Four days after Christmas, the holiday spirit was going strong in Glasgow’s Royal Concert Hall for a fun afternoon of Music & Dance from the Ballet – more music than dance, as it was to turn out. Conductor and maître d’, Benjamin Pope, guided an enthusiastic audience through an assortment of the most famous ballet highlights as well as a few pieces from lesser known ballets.

Music and Dance from the Ballet
Music and Dance from the Ballet

We began with a selection from a Christmas favourite, Tchaikovsky’s The Nutcracker, and it was clear that by the end of the lively Trepak the audience was hooked – and we hadn’t even seen any dancing yet. It wasn’t until after a few pantomime quips from Benjamin Pope that we were treated to our first dance performance, Clara's Pas de Deux with the Nutcracker. The red and gold nutcracker costume and sparkling white tutu added to the Christmassy atmosphere and I was very impressed by the shoulder lifts during the climax, when the lower horns enter.

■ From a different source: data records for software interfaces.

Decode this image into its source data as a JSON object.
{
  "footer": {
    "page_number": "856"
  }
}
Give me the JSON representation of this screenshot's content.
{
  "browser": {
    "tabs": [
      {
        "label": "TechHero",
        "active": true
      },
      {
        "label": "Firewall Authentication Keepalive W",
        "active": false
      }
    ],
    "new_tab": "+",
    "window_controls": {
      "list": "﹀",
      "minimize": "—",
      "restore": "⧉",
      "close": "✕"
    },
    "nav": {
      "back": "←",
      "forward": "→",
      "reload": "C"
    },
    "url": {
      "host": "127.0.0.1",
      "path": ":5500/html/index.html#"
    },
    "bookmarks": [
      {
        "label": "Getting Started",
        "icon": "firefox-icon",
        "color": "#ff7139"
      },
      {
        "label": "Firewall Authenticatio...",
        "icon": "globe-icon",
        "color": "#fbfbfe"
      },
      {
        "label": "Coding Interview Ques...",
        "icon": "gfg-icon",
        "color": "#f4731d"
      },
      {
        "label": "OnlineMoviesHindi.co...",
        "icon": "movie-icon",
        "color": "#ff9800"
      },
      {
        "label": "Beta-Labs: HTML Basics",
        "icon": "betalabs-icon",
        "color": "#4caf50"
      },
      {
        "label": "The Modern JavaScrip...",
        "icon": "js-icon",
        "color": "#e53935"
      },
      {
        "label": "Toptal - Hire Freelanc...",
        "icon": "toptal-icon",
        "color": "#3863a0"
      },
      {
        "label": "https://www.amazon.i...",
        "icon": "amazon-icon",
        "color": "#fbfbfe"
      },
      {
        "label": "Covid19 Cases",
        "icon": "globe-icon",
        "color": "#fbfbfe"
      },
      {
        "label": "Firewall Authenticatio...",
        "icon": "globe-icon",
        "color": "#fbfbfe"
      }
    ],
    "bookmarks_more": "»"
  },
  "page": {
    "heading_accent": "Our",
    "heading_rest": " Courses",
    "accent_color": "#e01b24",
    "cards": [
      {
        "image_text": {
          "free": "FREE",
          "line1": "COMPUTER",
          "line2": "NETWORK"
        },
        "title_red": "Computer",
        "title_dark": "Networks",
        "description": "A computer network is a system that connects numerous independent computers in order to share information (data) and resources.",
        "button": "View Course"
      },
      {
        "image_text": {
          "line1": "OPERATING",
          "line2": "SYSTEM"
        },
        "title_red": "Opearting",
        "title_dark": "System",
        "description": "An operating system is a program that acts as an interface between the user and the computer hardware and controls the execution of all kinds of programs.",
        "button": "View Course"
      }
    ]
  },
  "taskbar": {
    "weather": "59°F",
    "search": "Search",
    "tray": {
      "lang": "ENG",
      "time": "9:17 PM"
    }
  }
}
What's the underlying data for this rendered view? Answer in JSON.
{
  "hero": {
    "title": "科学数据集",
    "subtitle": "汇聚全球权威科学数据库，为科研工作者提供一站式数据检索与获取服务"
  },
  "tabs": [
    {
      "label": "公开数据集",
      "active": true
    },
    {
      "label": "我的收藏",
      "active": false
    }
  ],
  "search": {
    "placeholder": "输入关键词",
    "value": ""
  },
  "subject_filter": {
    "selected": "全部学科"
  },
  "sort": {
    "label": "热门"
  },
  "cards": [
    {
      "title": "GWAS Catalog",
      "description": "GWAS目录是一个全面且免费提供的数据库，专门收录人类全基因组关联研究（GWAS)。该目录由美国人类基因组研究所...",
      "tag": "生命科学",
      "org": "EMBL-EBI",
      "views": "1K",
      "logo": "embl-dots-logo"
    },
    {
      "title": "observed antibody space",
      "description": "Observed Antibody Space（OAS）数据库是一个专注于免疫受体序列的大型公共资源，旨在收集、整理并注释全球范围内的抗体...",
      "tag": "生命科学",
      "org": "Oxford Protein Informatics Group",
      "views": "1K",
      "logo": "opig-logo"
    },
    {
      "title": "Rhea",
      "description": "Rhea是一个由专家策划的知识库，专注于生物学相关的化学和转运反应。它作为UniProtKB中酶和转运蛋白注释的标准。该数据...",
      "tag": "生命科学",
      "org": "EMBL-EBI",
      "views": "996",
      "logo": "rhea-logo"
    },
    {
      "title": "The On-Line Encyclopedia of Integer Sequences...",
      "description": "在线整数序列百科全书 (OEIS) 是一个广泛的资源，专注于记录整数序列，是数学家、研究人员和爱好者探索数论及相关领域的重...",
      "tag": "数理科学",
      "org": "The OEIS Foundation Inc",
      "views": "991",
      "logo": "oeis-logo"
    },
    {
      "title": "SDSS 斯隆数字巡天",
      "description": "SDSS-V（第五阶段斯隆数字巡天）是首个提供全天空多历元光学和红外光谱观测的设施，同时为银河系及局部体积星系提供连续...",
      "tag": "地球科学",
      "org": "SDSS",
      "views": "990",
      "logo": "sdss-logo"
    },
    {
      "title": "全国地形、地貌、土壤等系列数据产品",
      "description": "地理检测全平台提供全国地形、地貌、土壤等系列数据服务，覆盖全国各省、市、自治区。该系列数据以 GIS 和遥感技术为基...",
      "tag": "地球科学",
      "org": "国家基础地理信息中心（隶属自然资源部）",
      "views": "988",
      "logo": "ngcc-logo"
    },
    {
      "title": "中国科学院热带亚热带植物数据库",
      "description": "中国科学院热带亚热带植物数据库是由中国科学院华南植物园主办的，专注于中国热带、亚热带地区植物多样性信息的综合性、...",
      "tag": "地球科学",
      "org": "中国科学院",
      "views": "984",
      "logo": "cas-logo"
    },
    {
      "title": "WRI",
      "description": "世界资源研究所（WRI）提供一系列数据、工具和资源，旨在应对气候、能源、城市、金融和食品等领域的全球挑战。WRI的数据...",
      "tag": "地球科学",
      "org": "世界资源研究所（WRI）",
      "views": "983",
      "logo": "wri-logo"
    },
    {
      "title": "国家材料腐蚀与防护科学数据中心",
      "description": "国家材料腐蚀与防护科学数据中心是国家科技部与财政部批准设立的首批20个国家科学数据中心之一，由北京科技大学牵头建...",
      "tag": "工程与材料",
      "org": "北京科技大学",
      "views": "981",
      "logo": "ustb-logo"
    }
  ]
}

With over fifty members of the Scottish Concert Orchestra (including one harpist) on the very small stage, there was little room left at the front for the four dancers from the Russian State Ballet of Siberia to perform. This was a real pity because it severely limited the choreography that could be showcased. There was an abundance of difficult pirouettes and crowd-pleasing lifts, but by the end of the first half even they had lost their appeal and there was a sense of having seen it all before.

But what the dancers lacked in material, they made up for with their impressive technique and their acting ability. The saucy Pas de Deux from Don Quixote was particularly expressive, with haughty Spanish poses and playfully seductive glances. The fouetté turns were well executed and became another crowd favourite, but they were more polished during the encore from Swan Lake, where both female dancers danced them one after another.

One of the most unique aspects of Sunday afternoon’s performance was, for me, the emphasis placed on the music itself. Often when attending a ballet, I find myself so intent on what the dancers are doing that I don’t listen to the music as I would if I were at concert. But the musical accompaniment was the main focus of Music and Dance from the Ballet, with the dancers occasionally added as a pretty spectacle to entertain the audience. Only seven of the eighteen dances the orchestra played even included the dancers.

An orchestral version of Chopin’s Waltz in C Sharp minor, originally composed for piano, was written for a ballet named Chopiniana which was later revised and extended to become the first non-narrative ballet, Les Sylphides. Having never seen either of these ballets, I was fascinated by how the piano music that I was familiar with had been arranged to suit a full orchestra. The dancers were dreamy, in ghostly white, and beautifully light on their feet. Even with very little distance between the audience and the stage, there was no noise from the ballerina’s pointe shoes and the male dancer’s leaps were pleasingly high. The skill of the dancers was obvious and it was a shame that they were so limited by the stage size.

The music and dance came together well in Saint-Säens’s The Dying Swan. John Davidson played the melancholy melody on cello accompanied by an inspired solo dance performance with beautiful ports de bras. The ballerina created the shape of a swan with her body, with her arms acting as the swan’s neck and hands clasped over each other to form the swan’s head. Her final “death” was both moving and technically proficient.

The audience left happy having enjoyed a festive spectacle in the interim between Christmas and New Year. But, for me, although it was an entertaining afternoon, watching snippets from a range of ballets is no substitute for the full experience.

**111